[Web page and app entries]
════
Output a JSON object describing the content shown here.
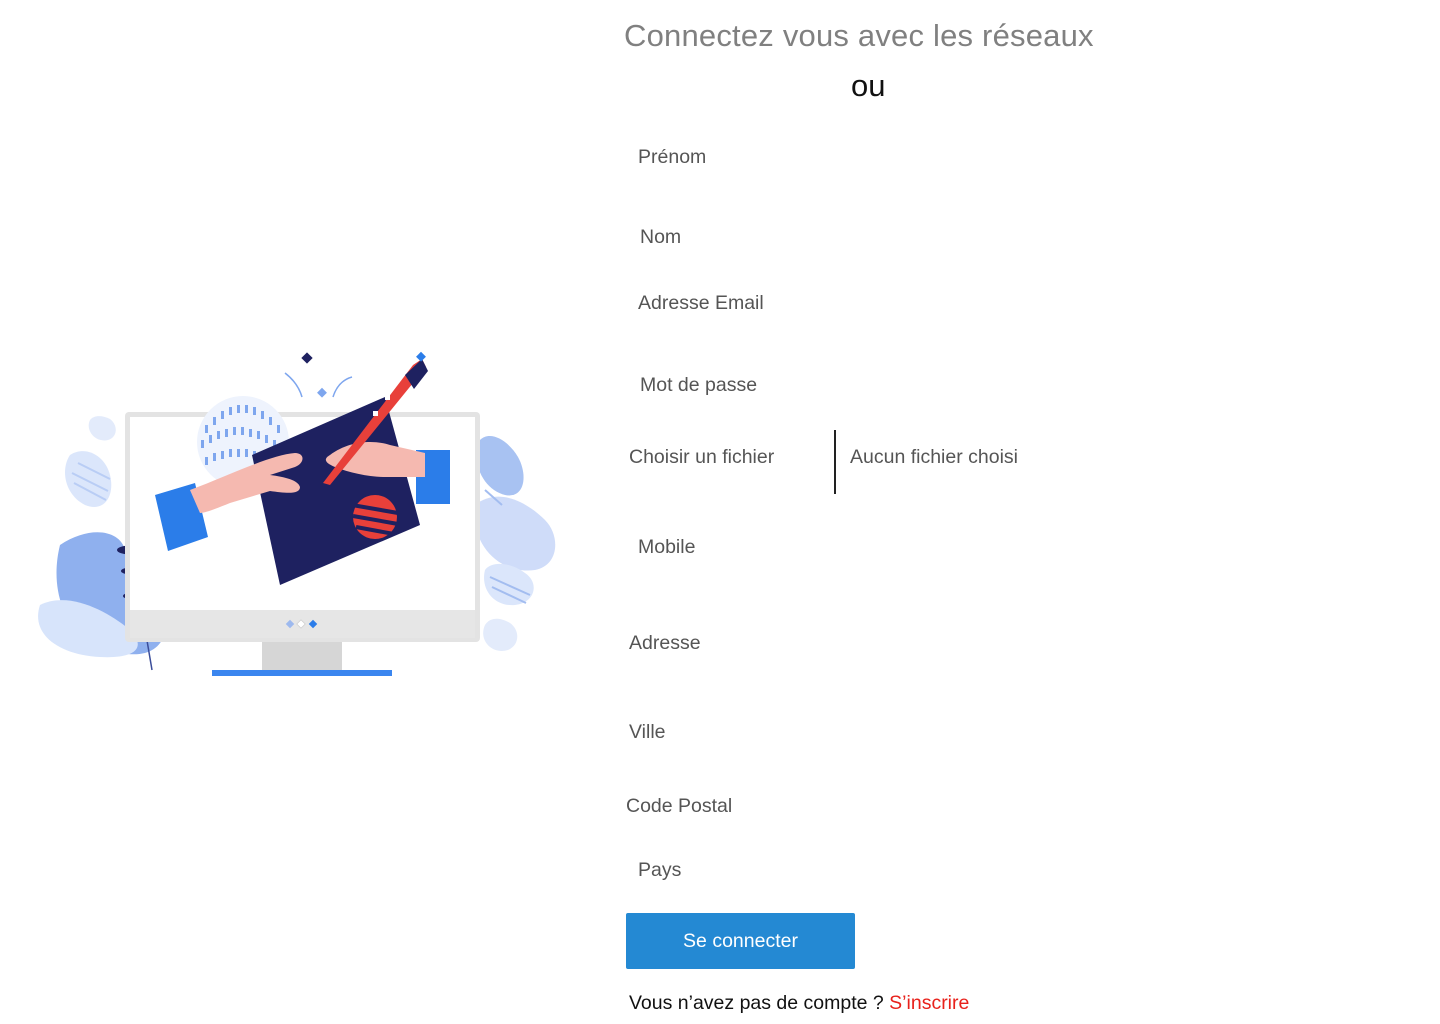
{
  "header": {
    "title": "Connectez vous avec les réseaux",
    "separator": "ou"
  },
  "form": {
    "first_name_placeholder": "Prénom",
    "last_name_placeholder": "Nom",
    "email_placeholder": "Adresse Email",
    "password_placeholder": "Mot de passe",
    "file_button_label": "Choisir un fichier",
    "file_status": "Aucun fichier choisi",
    "mobile_placeholder": "Mobile",
    "address_placeholder": "Adresse",
    "city_placeholder": "Ville",
    "postal_code_placeholder": "Code Postal",
    "country_placeholder": "Pays",
    "submit_label": "Se connecter"
  },
  "footer": {
    "prompt": "Vous n’avez pas de compte ? ",
    "signup_link": "S’inscrire"
  },
  "colors": {
    "primary_button": "#2489d3",
    "signup_link": "#e8211b",
    "heading_gray": "#808080",
    "illustration_navy": "#1e2160",
    "illustration_blue": "#2b7de9",
    "illustration_red": "#e8403a"
  }
}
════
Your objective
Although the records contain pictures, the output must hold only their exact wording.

Reply
Output a JSON object describing the content shown here.
{
  "header": {
    "title": "Connectez vous avec les réseaux",
    "separator": "ou"
  },
  "form": {
    "first_name_placeholder": "Prénom",
    "last_name_placeholder": "Nom",
    "email_placeholder": "Adresse Email",
    "password_placeholder": "Mot de passe",
    "file_button_label": "Choisir un fichier",
    "file_status": "Aucun fichier choisi",
    "mobile_placeholder": "Mobile",
    "address_placeholder": "Adresse",
    "city_placeholder": "Ville",
    "postal_code_placeholder": "Code Postal",
    "country_placeholder": "Pays",
    "submit_label": "Se connecter"
  },
  "footer": {
    "prompt": "Vous n’avez pas de compte ? ",
    "signup_link": "S’inscrire"
  },
  "colors": {
    "primary_button": "#2489d3",
    "signup_link": "#e8211b",
    "heading_gray": "#808080",
    "illustration_navy": "#1e2160",
    "illustration_blue": "#2b7de9",
    "illustration_red": "#e8403a"
  }
}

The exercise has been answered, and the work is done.